Isolation of DNA
A cloning experiment begins by identifying the section of DNA that is being targeted for cloning. Often, this is a complete gene. The most common method to copy the gene is by polymerase chain reaction (PCR). PCR amplifies only the desired section of DNA.
Once the DNA is amplified, the ends are prepared for ligation with restriction enzymes. Restriction enzymes are chosen for their compatibility with the desired vector. The amplified gene segment is then incubated with the restriction enzymes to cut the ends so there is an appropriate overhang for ligation.
At the same time, a vector is prepared to receive the DNA with the same overhanging ends.
The vector usually contains other genes that are useful for cloning, such as promoters and genes for antibiotic resistance that can be used for selection.
During ligation, the amplified gene to be cloned is incubated with the vector. The ends of each have been prepared with restriction enzymes to have complementary overhanging pieces of single-stranded DNA. The nucleic acids on these overhanging sections pair with each other, and a ligase enzyme is used to close the gaps between nucleic acids.
Once the DNA vector is prepared, it must be propagated in bacteria. The process of inducing the bacteria to take up the DNA vector is called transformation. Bacteria are usually prepared for transformation by treatment with calcium chloride.
The transformed bacteria are grown in culture. A method is required to select only those bacteria that have taken up and expressed the vector DNA. The most common method is through the use of a gene for antibiotic resistance, included in the vector. The growth media for the bacteria contains the antibiotic, so that the resulting cultures should only contain successfully transformed bacteria.
The first molecular cloning experiment was completed in 1973. The method has now become commonplace, and many innovations have been introduced to make molecular cloning faster, easier, more reliable, or customizable for specific types of genes and applications.
New cloning technologies have been invented, as well, that streamline the process into a single, one-tube reaction.

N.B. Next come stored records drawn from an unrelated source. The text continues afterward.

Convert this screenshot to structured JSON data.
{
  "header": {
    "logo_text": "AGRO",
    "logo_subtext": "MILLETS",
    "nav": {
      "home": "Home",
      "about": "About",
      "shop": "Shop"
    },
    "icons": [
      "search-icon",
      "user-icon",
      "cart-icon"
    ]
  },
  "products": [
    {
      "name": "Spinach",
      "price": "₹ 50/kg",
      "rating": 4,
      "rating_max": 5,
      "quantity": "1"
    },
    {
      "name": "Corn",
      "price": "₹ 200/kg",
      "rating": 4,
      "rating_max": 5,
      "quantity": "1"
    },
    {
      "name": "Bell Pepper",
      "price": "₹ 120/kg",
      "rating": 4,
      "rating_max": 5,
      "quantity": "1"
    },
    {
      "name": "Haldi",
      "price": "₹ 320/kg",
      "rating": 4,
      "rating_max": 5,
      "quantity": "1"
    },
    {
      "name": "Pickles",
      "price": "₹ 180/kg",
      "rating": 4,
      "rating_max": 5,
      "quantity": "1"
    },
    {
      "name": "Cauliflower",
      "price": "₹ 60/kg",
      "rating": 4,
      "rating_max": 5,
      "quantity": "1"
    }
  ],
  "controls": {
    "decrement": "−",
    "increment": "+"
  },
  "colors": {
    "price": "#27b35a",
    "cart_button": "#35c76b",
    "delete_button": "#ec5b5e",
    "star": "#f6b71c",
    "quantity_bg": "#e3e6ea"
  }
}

Those include sequence and ligation independent cloning (SLIC), Gibson Assembly, Gateway Cloning, and more.
- Foundations of molecular cloning–past, present and future, https://www.neb.com/tools-and-resources/feature-articles/foundations-of-molecular-cloning-past-present-and-future
- Construction of biologically functional bacterial plasmids in vitro, https://www.ncbi.nlm.nih.gov/pubmed/4594039
- Molecular cloning: a laboratory manual, https://www.cshlpress.com/pdf/sample/2013/MC4/MC4FM.pdf
- Molecular biology of the cell 4th ed., https://www.ncbi.nlm.nih.gov/books/NBK21054/
- All Cloning Content
- Cloning Human Cells
- Organism Cloning
- Cloning Unicellular Organisms
Last Updated: Feb 26, 2019
Dr. Catherine Shaffer
Catherine Shaffer is a freelance science and health writer from Michigan. She has written for a wide variety of trade and consumer publications on life sciences topics, particularly in the area of drug discovery and development. She holds a Ph.D. in Biological Chemistry and began her career as a laboratory researcher before transitioning to science writing. She also writes and publishes fiction, and in her free time enjoys yoga, biking, and taking care of her pets.
Source: Read Full Article